§ Exercise material:

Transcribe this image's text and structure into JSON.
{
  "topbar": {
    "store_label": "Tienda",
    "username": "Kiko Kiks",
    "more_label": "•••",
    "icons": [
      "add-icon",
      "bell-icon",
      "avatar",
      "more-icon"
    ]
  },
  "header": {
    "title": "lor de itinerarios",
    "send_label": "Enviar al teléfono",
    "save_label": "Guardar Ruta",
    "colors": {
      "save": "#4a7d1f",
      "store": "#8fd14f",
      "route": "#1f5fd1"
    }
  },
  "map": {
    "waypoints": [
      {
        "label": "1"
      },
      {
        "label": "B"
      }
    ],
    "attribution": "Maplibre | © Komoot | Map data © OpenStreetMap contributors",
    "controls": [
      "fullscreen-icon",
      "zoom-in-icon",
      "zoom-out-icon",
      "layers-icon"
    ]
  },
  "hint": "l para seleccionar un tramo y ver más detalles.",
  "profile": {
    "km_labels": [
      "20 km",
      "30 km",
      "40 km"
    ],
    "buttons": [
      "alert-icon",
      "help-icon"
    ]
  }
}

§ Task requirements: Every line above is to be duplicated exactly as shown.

§ Answer space:
Transcribe this image's text and structure into JSON.
{
  "topbar": {
    "store_label": "Tienda",
    "username": "Kiko Kiks",
    "more_label": "•••",
    "icons": [
      "add-icon",
      "bell-icon",
      "avatar",
      "more-icon"
    ]
  },
  "header": {
    "title": "lor de itinerarios",
    "send_label": "Enviar al teléfono",
    "save_label": "Guardar Ruta",
    "colors": {
      "save": "#4a7d1f",
      "store": "#8fd14f",
      "route": "#1f5fd1"
    }
  },
  "map": {
    "waypoints": [
      {
        "label": "1"
      },
      {
        "label": "B"
      }
    ],
    "attribution": "Maplibre | © Komoot | Map data © OpenStreetMap contributors",
    "controls": [
      "fullscreen-icon",
      "zoom-in-icon",
      "zoom-out-icon",
      "layers-icon"
    ]
  },
  "hint": "l para seleccionar un tramo y ver más detalles.",
  "profile": {
    "km_labels": [
      "20 km",
      "30 km",
      "40 km"
    ],
    "buttons": [
      "alert-icon",
      "help-icon"
    ]
  }
}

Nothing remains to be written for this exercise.